Having visited Honolulu several time before, we have often used the trolley shuttles for two or three dollars a day. Now, the fee is $30 a day!!! Ignoring the Walmart and Hilo Hattie’s free shopper shuttles, (an excellent way to get around) we took a walk to the Ala Moana shopping centre and that was possibly a mistake, as it was quite warm out in the sun by this time. From Ala Moana we strolled through to “Ross Dress for Less” (yes, again), where we recognised a fair few customers, but these low cost shops probably keep prices down by not employing enough people on the checkouts. There were between 40 and 50 people queuing to pay at just 4 manned checkouts.
Walmart (such exciting and exotic shops we frequent...) scored us some chocolate macadamia nuts and a couple of bits and pieces before catching their free shuttle back to the ship to unload and rest our tired feet, before heading out again. With a midnight on board target, there was no rush and the City Tour bus was outside, but he was on his last run, so if we elected to get off, we couldn’t get back to the ship. We agreed a $10 fare each instead of $20 and had a narrated tour of the western side of town before getting off at Waikiki.
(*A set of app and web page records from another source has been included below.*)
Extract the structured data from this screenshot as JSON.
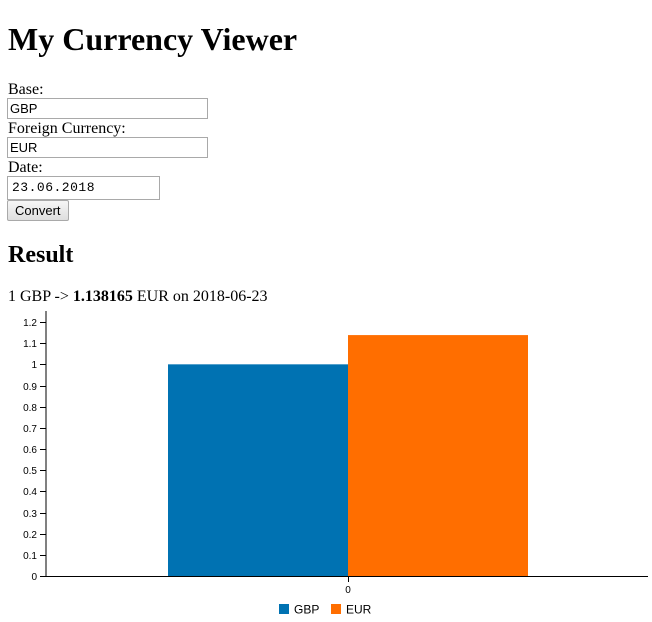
{
  "title": "My Currency Viewer",
  "form": {
    "base_label": "Base:",
    "base_value": "GBP",
    "foreign_label": "Foreign Currency:",
    "foreign_value": "EUR",
    "date_label": "Date:",
    "date_value": "23.06.2018",
    "convert_label": "Convert"
  },
  "result": {
    "heading": "Result",
    "prefix": "1 GBP ->",
    "rate": "1.138165",
    "suffix": "EUR on 2018-06-23"
  },
  "chart_data": {
    "type": "bar",
    "categories": [
      "0"
    ],
    "series": [
      {
        "name": "GBP",
        "values": [
          1
        ],
        "color": "#0072b2"
      },
      {
        "name": "EUR",
        "values": [
          1.138165
        ],
        "color": "#ff6e00"
      }
    ],
    "xlabel": "",
    "ylabel": "",
    "ylim": [
      0,
      1.2
    ],
    "yticks": [
      "0",
      "0.1",
      "0.2",
      "0.3",
      "0.4",
      "0.5",
      "0.6",
      "0.7",
      "0.8",
      "0.9",
      "1",
      "1.1",
      "1.2"
    ],
    "grid": false,
    "legend": "bottom"
  }
}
There we spied a beached whale (see pic) before ambling back to the well known International Market and the Ferrari shop. Ferrari shop prices. Would you believe $88 for a tie? We left empty handed but I am sure Ferrari could do much better if they really wanted, as with their proud history, there was nothing at all that related to it. No 250GTO models for example; nothing on the early days of the F1 championship. Shame. I may be an Aston Martin fan but I love older front engine Ferraris. Even Shell petrol managed to sell quite acceptable model Ferraris on a couple of promotions.
We had decided on using a free shopper shuttle back to the ship, but whilst we were waiting, ended up sharing a taxi with port lecturer Debbie and a companion, so the return trip cost us $5 each including tip.
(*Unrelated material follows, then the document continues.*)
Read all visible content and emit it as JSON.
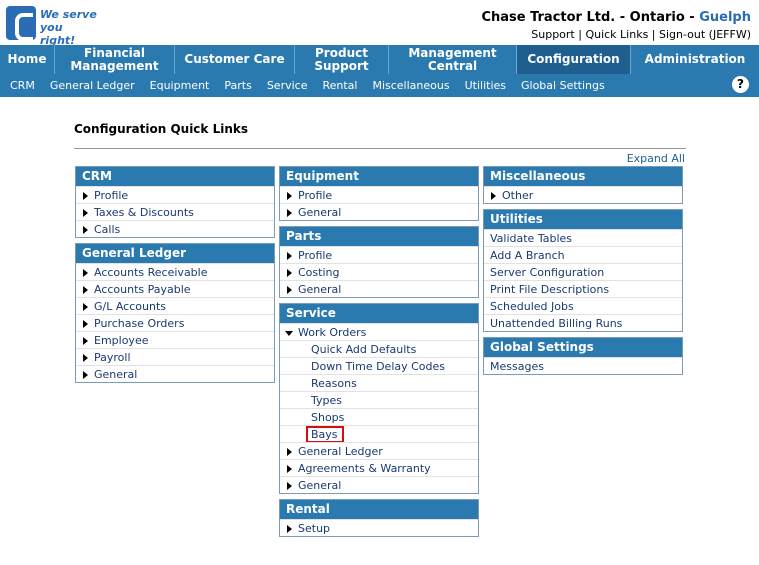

A stroll around the Aloha Tower area where we even considered having an evening meal, but we opted to go back to the ship.
Now I found this intriguing. When we returned the first time, we went through the terminal scanner A, (body) no problem. This time, we went through scanner B and it took me three attempts to get through, yet I was 100% carrying as before. Camera (mainly plastic) tucked into a pocket, leather belt with metal buckle (had to remove it), metal watch. Weird. I think it may have been the camera. At all ports so far I have gone through the scanners with no problem, both on shore and on the ship, wearing and carrying basically the same items, camera always in the pocket as it is usually attached to my belt.
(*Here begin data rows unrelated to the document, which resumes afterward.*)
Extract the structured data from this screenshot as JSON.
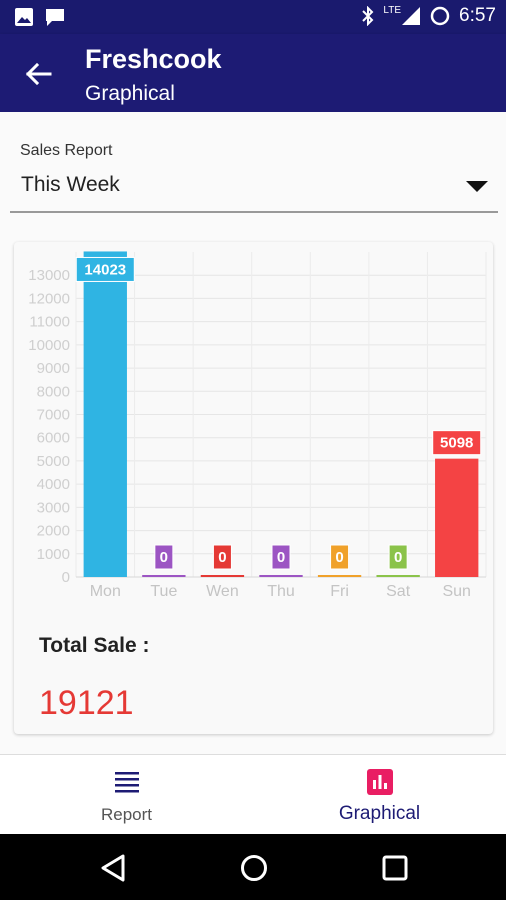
{
  "status_bar": {
    "time": "6:57",
    "network": "LTE"
  },
  "app_bar": {
    "title": "Freshcook",
    "subtitle": "Graphical"
  },
  "report": {
    "label": "Sales Report",
    "selected_period": "This Week"
  },
  "chart_data": {
    "type": "bar",
    "categories": [
      "Mon",
      "Tue",
      "Wen",
      "Thu",
      "Fri",
      "Sat",
      "Sun"
    ],
    "values": [
      14023,
      0,
      0,
      0,
      0,
      0,
      5098
    ],
    "colors": [
      "#2fb4e3",
      "#9c55c3",
      "#e53935",
      "#9c55c3",
      "#f0a12a",
      "#8bc34a",
      "#f44344"
    ],
    "ylim": [
      0,
      14000
    ],
    "yticks": [
      0,
      1000,
      2000,
      3000,
      4000,
      5000,
      6000,
      7000,
      8000,
      9000,
      10000,
      11000,
      12000,
      13000
    ],
    "grid": true,
    "value_labels": true
  },
  "totals": {
    "label": "Total Sale :",
    "value": "19121"
  },
  "bottom_nav": {
    "report_label": "Report",
    "graphical_label": "Graphical"
  }
}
Once on board, a relaxing lie down before a welcome shower and a visit to the Horizon Court buffet, as it was open seating in the dining rooms. For probably the first time so far, a rather lack lustre selection so we should really have gone to the pizzeria instead, of picking at the food.
To the Atrium for a while then the comedy magic show by Roy Shank. Not a bad show but not the best we have seen either.
Upstairs for a while for the deck party, but the weather wasn’t at all kind at 10:45pm and we were too tired anyway, but we did manage to wish Brazilian Barbara a very happy 30th birthday and hand over a rude card with a small packet of Thornton’s chocs.
Now no less than 5 days at sea before Papeete (Tahiti), then Bora Bora, two days at sea before Apia, 3 days at sea then home! We are currently 22 hours behind NZ time. So just a couple more time changes.
Most people on board use either personal notebook or lap top computers but the cafe is often full to overflowing with people using the ship’s computers, so if future cruisers are debating whether or not to take their own, the simple answer is yes.
Probably not much in the way of blog posts over the next few days for you to look forward to and no doubt the internet will be slow and busy anyway.